Xi = 1/v/2no-i is the mean free path; and ai is the collision cross-section. Hence, the coefficient may be written as Di = ci/3^/2nai or more generally in the semi-empirical form

nn where bi is the binary collision parameter expressed in terms of the coefficients At and Si, which are fitted to experimental data.

For an atmosphere in hydrostatic equilibrium (Section 4.1.1), the pressure distribution p(z) is given by p = p0e-z/H, where the scale height is to a first approximation H = RT/mg (assuming negligible variation of temperature with height) and m is the mean molecular weight. Similarly, it is straightforward to show that the number density n—(z) = p(z)/kT has a similar distribution given by n- = n0e -z/H (3.15)

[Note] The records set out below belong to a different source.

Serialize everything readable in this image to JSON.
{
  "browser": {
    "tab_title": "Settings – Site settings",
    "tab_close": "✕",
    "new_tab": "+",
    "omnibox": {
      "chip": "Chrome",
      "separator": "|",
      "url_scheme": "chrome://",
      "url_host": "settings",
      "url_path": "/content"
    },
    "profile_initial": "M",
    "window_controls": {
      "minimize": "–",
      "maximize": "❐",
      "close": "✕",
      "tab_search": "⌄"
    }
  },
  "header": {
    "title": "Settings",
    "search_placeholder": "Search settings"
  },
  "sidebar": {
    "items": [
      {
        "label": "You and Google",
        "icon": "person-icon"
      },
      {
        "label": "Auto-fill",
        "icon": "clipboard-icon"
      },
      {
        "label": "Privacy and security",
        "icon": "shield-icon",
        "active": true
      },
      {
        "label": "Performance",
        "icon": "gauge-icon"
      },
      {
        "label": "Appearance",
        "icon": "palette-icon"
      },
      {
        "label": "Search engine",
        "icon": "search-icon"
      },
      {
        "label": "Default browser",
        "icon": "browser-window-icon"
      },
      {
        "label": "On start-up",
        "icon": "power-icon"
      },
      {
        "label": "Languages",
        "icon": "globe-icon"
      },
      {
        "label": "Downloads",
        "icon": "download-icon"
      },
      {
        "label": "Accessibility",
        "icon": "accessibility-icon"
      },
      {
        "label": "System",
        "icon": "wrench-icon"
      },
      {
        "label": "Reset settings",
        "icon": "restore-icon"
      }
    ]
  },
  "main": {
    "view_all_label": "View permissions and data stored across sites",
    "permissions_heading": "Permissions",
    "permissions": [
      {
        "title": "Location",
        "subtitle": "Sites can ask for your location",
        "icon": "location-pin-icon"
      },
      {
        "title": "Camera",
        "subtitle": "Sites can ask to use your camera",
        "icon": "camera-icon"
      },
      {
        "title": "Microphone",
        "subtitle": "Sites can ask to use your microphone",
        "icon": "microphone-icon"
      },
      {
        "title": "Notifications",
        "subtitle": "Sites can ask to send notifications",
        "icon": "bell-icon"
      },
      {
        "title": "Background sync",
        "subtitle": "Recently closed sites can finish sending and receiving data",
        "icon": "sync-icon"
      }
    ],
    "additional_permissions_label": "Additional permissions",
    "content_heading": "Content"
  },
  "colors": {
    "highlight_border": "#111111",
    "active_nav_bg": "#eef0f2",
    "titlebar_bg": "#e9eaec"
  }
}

where H* is the number density scale height, given by

Substituting for niE(z) into Equation (3.12) we obtain

where we have also equated the flux to the product of the number density times the mean vertical flux velocity wi. A mean estimate for the diffusion time is given by the expression Ti ~ H*/wt or, since wt is of the order of D/H, Ti ~ H2/Di.

Defining the volume mixing ratio, or mole fraction, of the i th element as fi = ni/na, and differentiating we obtain

fi dz ni dz na dz

Substituting this into Equation (3.17) we get h = ^ - DinadfZ (3.20)

where the limiting flux ftL is given by

Hence, exospheric loss is in fact moderated by the rate at which molecules may diffuse up to the exobase. This consideration is of particular importance for estimating the rate of escape of H and H2 from the atmospheres of Titan and Triton. Note that in Equations (3.20) and (3.21) the eddy diffusion coefficient should also be added to the molecular diffusion coefficient to give total "diffusion". Eddy diffusion is discussed in Chapter 4.

Was this article helpful?

## Post a comment